# AIM OF THE TASK
Among the lines below, some may hold the word "проекта"; state how many do, giving only the number.

Page and application data records:
^^^^
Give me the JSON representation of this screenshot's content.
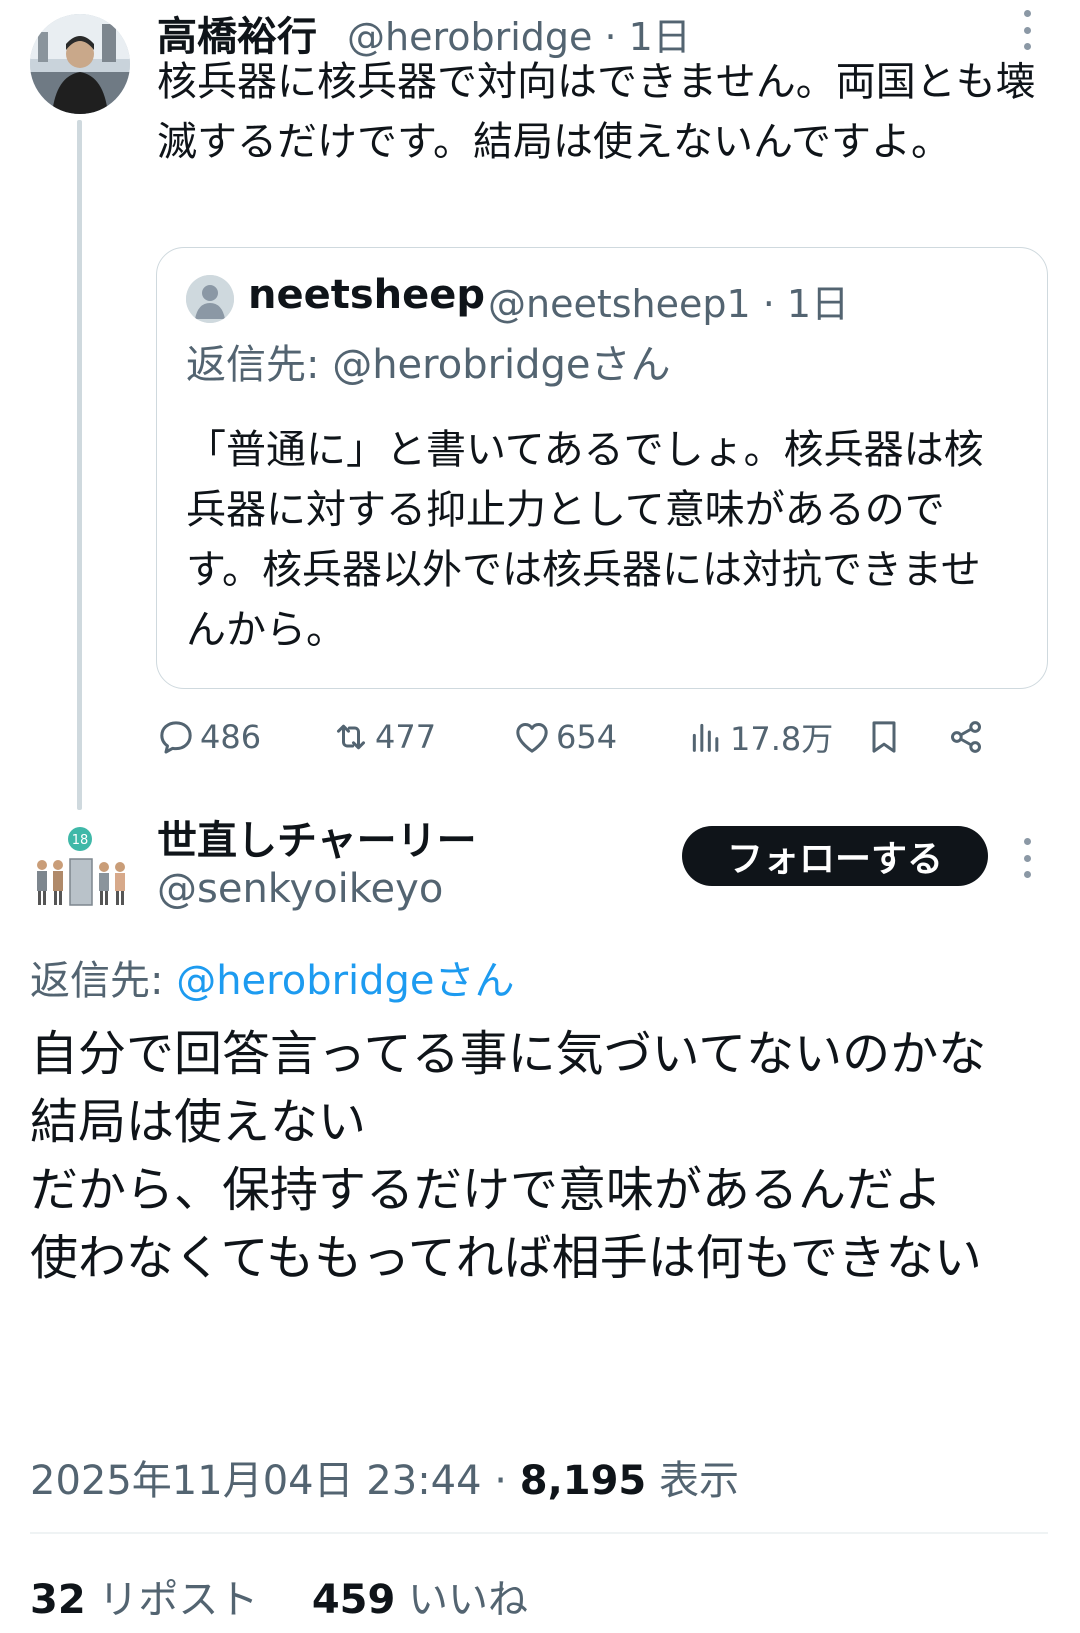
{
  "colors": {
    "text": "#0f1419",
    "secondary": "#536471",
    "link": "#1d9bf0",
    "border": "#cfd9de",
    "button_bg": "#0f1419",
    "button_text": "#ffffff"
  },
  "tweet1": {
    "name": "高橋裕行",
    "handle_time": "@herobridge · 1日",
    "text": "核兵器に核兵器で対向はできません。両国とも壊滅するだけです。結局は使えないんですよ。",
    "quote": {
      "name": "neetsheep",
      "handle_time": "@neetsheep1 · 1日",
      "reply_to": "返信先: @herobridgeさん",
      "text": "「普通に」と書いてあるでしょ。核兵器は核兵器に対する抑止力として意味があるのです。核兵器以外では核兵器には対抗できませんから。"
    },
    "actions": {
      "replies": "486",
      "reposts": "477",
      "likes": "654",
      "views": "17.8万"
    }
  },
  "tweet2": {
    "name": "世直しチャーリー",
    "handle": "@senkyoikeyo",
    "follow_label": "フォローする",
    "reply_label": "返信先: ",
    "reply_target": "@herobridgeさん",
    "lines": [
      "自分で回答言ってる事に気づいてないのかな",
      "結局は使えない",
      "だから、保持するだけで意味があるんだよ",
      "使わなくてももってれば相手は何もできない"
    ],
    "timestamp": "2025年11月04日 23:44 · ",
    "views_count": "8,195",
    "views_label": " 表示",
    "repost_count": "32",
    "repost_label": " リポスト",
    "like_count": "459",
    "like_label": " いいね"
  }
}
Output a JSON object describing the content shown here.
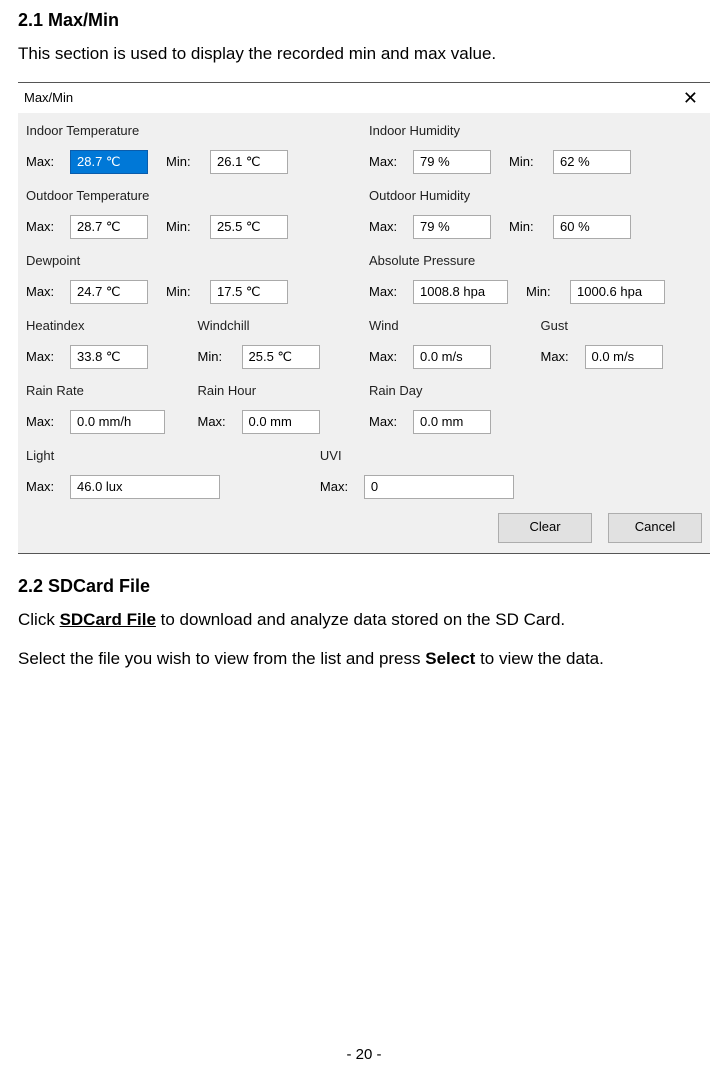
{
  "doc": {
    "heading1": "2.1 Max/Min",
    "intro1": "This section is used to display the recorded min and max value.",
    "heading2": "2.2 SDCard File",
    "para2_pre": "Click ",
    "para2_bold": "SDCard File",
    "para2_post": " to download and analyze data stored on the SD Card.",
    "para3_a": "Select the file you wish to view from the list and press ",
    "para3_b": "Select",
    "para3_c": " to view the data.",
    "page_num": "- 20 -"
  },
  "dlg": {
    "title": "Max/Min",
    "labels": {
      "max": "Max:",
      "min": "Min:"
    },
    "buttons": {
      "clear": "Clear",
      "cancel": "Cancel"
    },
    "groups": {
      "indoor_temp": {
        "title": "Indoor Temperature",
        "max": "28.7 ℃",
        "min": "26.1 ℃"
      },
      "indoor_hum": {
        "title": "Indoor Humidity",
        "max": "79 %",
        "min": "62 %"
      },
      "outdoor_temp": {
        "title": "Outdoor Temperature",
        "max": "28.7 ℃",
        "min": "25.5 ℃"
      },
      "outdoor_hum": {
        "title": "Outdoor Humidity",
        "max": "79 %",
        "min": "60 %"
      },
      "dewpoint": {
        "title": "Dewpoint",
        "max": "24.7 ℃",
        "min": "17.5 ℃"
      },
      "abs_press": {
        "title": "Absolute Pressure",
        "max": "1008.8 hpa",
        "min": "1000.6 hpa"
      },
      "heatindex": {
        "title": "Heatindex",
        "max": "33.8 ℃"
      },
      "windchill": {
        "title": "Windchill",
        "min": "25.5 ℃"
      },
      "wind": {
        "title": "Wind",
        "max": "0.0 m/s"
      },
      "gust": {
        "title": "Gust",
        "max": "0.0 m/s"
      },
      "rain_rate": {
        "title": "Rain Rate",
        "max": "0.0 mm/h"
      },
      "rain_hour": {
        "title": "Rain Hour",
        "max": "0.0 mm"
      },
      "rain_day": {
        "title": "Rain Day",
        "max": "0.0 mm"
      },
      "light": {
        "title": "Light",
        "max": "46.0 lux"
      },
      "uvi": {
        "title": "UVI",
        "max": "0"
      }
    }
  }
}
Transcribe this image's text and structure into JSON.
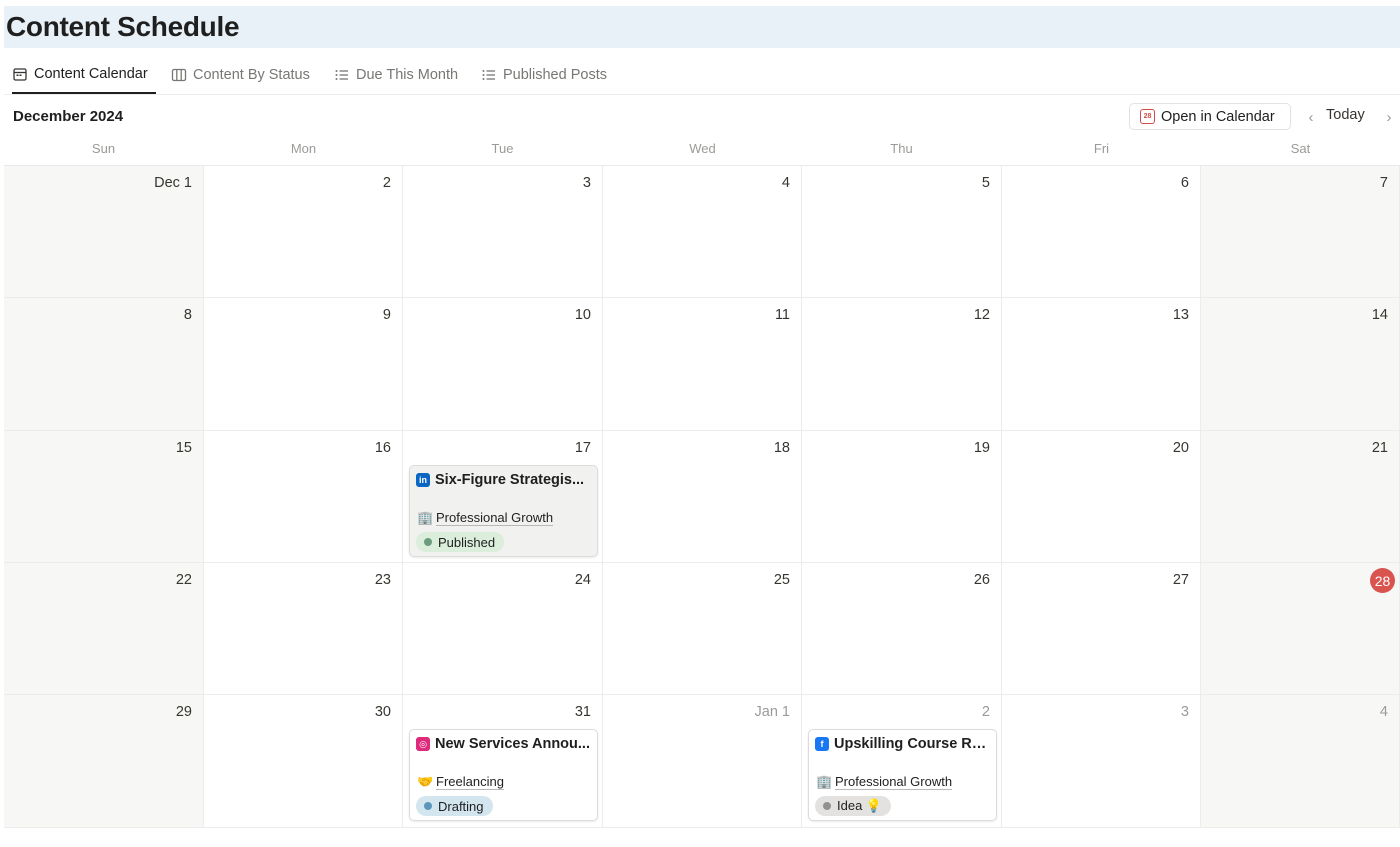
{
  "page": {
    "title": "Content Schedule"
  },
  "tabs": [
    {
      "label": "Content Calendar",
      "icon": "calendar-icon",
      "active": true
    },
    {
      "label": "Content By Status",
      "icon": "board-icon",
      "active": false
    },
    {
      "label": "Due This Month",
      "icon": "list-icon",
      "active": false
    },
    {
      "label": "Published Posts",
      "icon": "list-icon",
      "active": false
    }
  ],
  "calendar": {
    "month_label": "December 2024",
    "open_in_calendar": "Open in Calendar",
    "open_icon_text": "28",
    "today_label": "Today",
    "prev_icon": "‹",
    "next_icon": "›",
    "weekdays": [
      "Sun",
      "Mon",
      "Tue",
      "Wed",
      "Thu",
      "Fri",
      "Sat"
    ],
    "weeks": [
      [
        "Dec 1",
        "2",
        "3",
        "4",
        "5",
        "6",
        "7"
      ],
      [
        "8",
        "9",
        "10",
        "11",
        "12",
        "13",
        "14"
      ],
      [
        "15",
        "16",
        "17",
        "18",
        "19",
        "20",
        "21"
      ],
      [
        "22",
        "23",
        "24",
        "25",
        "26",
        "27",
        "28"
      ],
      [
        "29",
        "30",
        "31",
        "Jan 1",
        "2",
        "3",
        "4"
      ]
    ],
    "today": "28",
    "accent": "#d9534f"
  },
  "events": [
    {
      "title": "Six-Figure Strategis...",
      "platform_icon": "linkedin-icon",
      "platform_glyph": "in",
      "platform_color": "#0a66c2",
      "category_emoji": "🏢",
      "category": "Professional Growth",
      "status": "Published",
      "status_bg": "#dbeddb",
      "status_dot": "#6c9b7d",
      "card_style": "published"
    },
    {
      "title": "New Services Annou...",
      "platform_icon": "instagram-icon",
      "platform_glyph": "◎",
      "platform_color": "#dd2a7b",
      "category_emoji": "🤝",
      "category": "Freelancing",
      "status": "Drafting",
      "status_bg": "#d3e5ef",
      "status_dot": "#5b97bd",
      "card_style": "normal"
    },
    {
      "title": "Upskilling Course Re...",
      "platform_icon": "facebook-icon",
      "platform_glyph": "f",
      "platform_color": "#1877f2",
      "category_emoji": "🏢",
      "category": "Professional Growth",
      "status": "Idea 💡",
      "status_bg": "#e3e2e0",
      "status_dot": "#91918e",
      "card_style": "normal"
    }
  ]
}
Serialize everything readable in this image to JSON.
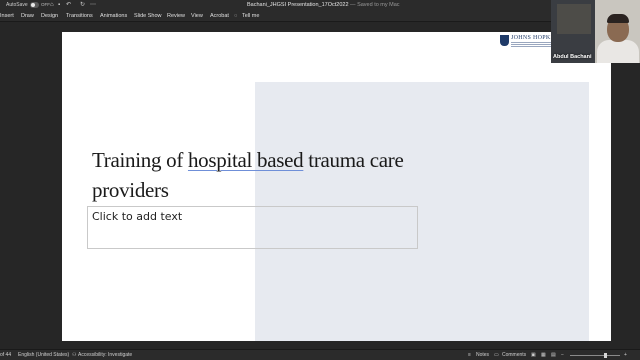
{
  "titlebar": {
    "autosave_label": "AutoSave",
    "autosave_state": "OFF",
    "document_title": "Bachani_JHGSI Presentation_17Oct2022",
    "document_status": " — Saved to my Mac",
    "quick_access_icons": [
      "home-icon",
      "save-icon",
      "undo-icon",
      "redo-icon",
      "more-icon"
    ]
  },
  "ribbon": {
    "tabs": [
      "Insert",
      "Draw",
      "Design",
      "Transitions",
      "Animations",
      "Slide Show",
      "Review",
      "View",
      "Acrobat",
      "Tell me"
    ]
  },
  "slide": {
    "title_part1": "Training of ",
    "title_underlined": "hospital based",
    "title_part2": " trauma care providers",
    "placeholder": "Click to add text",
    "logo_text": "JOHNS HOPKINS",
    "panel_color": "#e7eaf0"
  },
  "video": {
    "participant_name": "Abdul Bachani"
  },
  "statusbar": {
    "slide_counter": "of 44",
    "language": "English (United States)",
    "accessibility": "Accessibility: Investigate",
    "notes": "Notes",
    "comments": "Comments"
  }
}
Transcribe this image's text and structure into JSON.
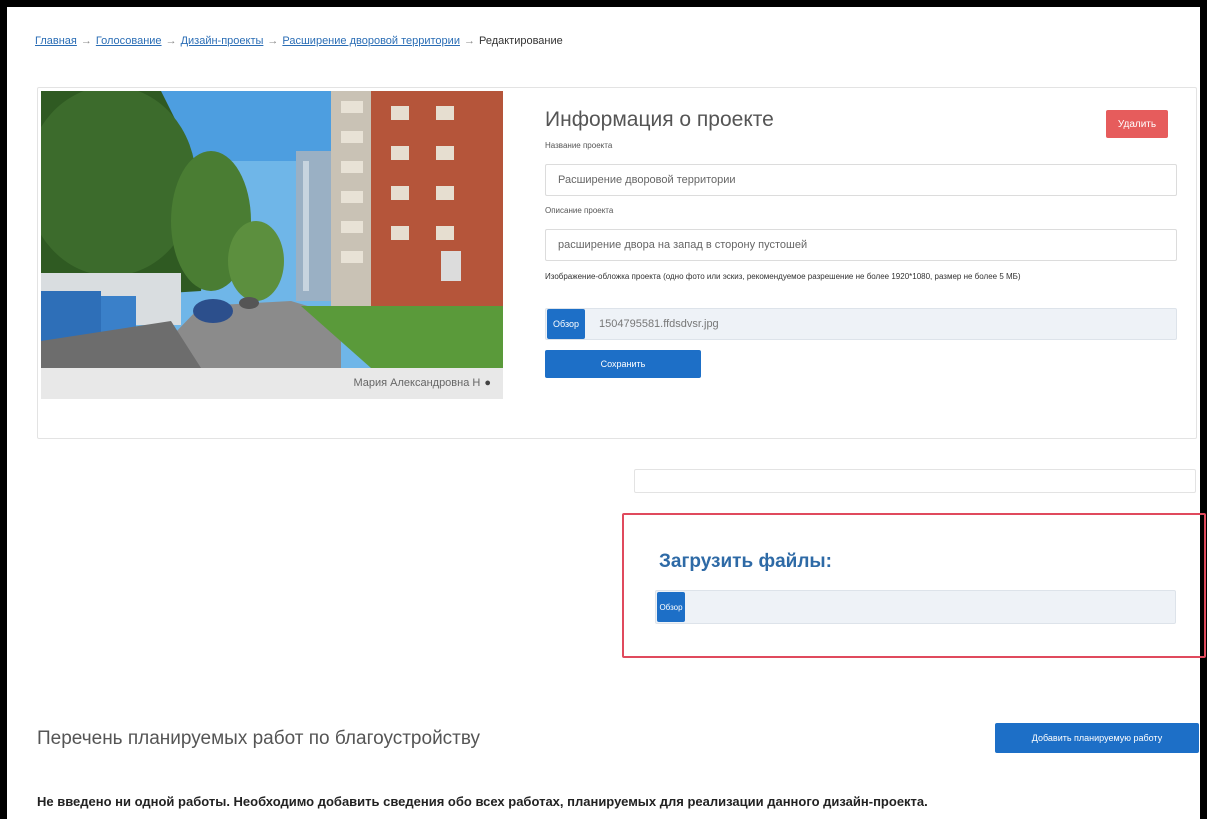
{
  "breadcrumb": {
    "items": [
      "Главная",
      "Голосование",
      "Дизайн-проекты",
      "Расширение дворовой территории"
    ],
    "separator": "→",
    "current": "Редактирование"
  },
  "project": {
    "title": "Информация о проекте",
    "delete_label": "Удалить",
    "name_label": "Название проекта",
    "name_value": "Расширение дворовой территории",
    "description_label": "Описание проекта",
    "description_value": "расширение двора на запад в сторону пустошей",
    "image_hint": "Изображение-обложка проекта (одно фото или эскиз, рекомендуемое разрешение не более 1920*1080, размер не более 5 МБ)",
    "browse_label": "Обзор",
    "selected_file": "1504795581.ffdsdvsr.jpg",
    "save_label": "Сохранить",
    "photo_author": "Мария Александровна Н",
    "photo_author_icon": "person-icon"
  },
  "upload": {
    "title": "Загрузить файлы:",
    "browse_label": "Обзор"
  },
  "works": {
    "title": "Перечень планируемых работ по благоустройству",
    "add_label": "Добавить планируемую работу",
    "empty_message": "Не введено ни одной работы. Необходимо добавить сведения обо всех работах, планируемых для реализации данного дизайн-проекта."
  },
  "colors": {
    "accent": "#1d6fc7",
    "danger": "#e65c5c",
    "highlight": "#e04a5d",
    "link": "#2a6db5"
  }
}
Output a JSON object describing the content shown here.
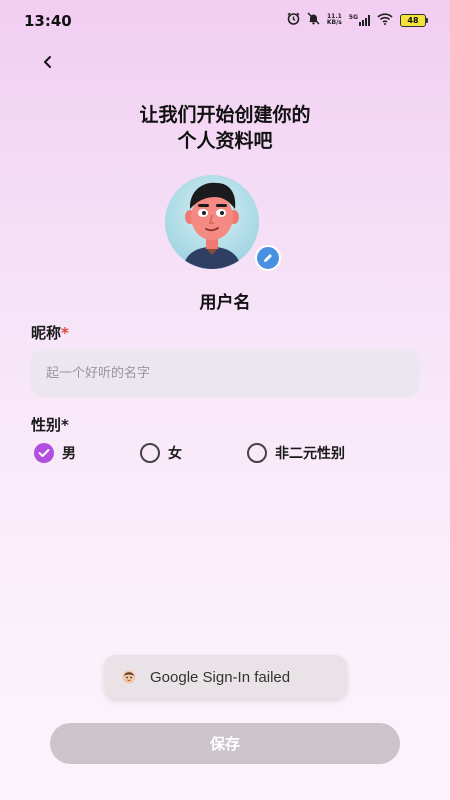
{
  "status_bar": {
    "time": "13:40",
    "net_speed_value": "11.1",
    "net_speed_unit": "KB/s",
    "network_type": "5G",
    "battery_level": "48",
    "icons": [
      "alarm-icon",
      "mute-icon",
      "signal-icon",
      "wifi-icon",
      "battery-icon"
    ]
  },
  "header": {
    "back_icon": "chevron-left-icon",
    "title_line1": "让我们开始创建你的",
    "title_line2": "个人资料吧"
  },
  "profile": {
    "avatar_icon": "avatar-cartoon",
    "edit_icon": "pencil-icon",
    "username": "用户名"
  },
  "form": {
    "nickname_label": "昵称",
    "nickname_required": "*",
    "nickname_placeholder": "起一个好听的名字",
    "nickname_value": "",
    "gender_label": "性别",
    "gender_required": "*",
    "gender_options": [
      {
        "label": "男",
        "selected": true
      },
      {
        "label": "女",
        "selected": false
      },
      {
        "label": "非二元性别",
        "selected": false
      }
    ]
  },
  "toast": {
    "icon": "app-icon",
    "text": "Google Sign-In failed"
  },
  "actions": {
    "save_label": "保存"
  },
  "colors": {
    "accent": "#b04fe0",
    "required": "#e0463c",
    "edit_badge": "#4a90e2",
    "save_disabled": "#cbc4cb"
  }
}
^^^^
# TASK OUTPUT
4